Jan. 10, 2019 By Christian Murray
A liquor store operator who planned to set up a new store next door to a substance abuse clinic in Astoria was told by the State Liquor Authority yesterday to open up elsewhere.
Xiao Wang, who operated the now-shuttered Baba Wine & Liquor at 3-15 27th Ave., went before the SLA yesterday to get a liquor license so he could open a store at 8-23 Astoria Blvd.
The site is next door to Reality House, a facility that treats veterans with alcohol and substance abuse addictions, and is near Astoria Houses, a large public housing development.
Wang told the SLA that he chose the Astoria Boulevard location since it is near his old 27th Avenue store that was demolished to make way for development. He said it took him a year to find a site nearby.
But the SLA said this was not the place for him.
“I don’t think this is the right location,” said one of the commissioners at the hearing yesterday. “Imagine you go for [alcohol] treatment and right next door there is a liquor store.”
The decision was announced at around the same time that Council Member Costa Constantinides and community leaders—such as Bishop Mitchell Taylor of Urban Upbound and Claudia Coger of Astoria Houses- held a rally outside the proposed location to announce their opposition.
Happy to report #SLA has denied the applicant a liquor license to operate next to Reality House. The person has been told to find another location, and we will make sure it doesn’t negatively impact our community. https://t.co/wVjLpS7jX5
— Costa Constantinides (@Costa4NY) January 9, 2019
The rally came a month after Constantinides and Assembly Member Cathy Nolan wrote letters to the SLA in opposition to Wang’s application.
Constantinides praised the SLA for rejecting the license via twitter late Wednesday.
“Happy to report #SLA has denied the applicant a liquor license to operate next to Reality House. The person has been told to find another location, and we will make sure it doesn’t negatively impact our community.”
“I am still shocked someone displayed the toxic hubris to even attempt to open a liquor store her,” Constantinides later said in a statement to AstoriaPost.
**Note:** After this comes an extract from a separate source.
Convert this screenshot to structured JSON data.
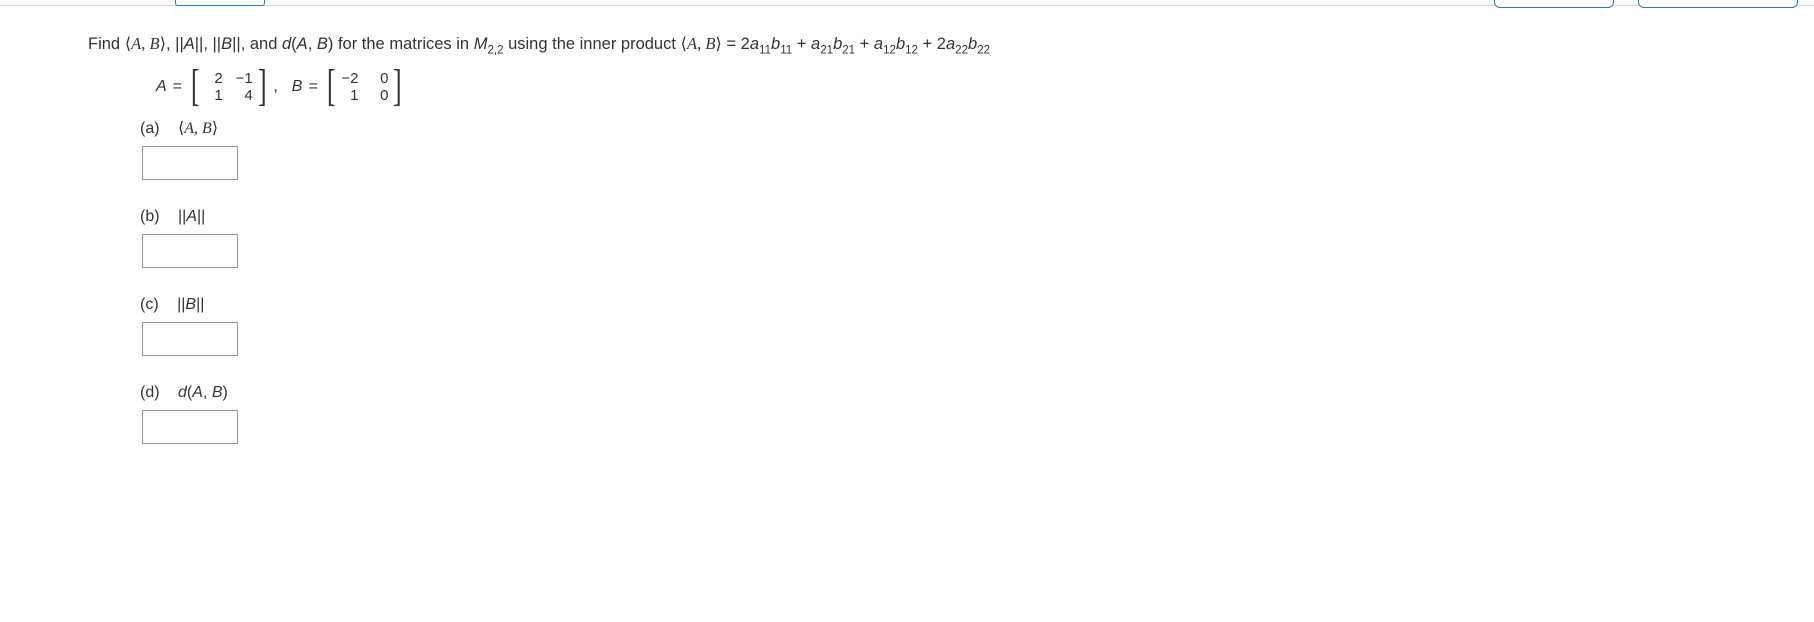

Wang came to the hearing with a history of violations stemming from his 27th Avenue store. In July 2017, he was fined $20,000 for selling liquor that had not been purchased from a licensed wholesaler and for not allowing an inspector onto his premises during normal business hours.
Wang was unable to be reached for comment yesterday.
(SLA Hearing Jan. 9, 2019. Application starts at 1:18:30)